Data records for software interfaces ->
+ + + + +

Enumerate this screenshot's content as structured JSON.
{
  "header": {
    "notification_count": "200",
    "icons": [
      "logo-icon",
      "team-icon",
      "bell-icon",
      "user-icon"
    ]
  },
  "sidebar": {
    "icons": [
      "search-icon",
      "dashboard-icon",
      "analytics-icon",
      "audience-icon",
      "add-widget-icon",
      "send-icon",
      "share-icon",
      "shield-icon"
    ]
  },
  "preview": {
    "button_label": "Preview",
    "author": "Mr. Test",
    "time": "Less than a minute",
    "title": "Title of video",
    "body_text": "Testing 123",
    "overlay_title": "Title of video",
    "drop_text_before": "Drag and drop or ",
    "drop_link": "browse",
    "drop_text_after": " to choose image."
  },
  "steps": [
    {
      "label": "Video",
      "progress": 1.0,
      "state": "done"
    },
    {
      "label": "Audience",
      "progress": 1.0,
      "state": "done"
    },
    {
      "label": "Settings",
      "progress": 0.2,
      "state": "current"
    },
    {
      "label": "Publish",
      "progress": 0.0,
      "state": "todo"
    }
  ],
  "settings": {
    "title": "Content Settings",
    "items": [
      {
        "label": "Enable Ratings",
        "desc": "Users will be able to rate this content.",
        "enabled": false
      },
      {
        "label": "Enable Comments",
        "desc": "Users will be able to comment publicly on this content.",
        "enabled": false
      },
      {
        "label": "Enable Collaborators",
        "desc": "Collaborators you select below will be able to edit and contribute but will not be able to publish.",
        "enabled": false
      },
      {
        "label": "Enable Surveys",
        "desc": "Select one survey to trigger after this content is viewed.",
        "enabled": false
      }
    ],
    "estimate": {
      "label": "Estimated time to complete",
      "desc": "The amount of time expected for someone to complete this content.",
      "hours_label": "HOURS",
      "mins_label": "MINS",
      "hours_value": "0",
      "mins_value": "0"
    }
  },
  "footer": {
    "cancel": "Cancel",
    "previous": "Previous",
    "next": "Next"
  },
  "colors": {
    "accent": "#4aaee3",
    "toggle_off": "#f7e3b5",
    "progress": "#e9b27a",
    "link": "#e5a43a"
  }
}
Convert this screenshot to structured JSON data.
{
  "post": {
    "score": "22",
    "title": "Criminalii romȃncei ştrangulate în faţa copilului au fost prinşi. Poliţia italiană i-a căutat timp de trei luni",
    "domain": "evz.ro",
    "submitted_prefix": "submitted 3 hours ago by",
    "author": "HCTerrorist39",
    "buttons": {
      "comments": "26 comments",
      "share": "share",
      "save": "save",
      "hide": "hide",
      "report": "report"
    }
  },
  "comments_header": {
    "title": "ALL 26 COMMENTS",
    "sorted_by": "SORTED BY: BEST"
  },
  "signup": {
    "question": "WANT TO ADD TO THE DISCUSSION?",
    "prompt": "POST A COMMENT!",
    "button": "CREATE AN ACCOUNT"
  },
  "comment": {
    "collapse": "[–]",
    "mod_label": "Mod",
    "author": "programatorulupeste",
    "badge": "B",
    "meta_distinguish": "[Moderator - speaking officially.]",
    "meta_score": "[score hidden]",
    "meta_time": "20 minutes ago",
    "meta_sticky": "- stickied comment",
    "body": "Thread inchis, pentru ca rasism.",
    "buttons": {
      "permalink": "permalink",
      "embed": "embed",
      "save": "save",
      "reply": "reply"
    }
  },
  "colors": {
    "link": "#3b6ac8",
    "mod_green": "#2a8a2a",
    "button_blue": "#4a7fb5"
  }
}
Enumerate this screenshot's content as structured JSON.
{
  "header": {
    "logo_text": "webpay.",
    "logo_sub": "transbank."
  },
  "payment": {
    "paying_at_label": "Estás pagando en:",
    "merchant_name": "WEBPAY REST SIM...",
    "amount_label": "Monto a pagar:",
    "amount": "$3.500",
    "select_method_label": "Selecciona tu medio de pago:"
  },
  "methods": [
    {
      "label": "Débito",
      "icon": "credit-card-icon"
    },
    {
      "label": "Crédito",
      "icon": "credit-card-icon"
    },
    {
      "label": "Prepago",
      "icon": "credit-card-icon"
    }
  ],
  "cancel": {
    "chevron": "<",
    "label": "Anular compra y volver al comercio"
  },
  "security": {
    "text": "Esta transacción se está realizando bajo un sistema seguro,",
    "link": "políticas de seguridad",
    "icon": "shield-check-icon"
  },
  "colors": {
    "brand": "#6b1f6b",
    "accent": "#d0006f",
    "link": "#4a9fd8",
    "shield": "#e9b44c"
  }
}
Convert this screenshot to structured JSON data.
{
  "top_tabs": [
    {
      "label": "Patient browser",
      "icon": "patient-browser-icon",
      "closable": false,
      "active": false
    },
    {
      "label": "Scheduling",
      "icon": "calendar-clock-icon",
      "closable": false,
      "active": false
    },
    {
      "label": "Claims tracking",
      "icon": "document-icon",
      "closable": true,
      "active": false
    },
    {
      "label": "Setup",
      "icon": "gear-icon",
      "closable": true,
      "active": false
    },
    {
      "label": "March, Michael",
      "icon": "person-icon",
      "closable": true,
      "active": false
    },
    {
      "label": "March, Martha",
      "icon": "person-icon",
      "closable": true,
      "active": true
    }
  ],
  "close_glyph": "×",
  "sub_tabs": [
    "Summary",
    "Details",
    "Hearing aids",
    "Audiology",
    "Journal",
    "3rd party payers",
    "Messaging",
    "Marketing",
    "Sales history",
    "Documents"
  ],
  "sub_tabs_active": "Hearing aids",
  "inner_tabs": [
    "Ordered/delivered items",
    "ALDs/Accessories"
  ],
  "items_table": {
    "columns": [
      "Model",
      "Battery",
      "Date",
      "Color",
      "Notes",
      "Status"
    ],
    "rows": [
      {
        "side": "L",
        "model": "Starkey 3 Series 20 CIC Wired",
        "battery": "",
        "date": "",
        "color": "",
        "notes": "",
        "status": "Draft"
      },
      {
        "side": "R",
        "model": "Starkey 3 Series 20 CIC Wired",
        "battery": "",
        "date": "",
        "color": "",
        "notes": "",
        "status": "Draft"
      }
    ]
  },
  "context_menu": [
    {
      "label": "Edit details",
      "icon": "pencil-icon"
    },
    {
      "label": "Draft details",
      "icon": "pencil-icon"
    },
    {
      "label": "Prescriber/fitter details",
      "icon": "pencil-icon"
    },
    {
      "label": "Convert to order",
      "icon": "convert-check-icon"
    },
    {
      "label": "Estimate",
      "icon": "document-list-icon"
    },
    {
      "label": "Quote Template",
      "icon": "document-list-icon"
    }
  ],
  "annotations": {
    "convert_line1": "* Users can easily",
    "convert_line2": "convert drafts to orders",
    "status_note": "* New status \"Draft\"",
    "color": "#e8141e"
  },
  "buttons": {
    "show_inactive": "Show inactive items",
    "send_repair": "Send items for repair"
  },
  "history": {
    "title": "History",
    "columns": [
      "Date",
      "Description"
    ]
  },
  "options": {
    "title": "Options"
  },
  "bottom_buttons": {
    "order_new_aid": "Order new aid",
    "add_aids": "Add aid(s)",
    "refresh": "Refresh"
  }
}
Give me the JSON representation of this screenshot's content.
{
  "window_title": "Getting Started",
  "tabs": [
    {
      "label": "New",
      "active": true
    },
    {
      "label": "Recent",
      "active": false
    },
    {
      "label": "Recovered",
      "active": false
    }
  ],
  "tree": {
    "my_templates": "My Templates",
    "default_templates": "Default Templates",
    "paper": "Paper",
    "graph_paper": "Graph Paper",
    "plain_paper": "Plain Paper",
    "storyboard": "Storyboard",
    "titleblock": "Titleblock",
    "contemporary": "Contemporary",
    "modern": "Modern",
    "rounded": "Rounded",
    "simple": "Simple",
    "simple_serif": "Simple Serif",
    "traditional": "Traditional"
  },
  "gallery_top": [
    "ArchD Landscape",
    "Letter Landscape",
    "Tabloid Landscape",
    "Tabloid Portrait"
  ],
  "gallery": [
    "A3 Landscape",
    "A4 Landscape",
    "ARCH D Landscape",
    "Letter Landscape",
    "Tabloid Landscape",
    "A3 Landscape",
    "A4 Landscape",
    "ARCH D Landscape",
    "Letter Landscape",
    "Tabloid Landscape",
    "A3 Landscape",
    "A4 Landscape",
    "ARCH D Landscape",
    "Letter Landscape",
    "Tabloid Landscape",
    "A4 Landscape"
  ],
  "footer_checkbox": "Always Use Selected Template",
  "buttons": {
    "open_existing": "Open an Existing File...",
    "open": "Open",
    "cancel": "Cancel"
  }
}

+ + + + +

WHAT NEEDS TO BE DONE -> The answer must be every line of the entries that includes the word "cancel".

WRITTEN RESPONSE ->
    "cancel": "Cancel",
  "cancel": {
    "cancel": "Cancel"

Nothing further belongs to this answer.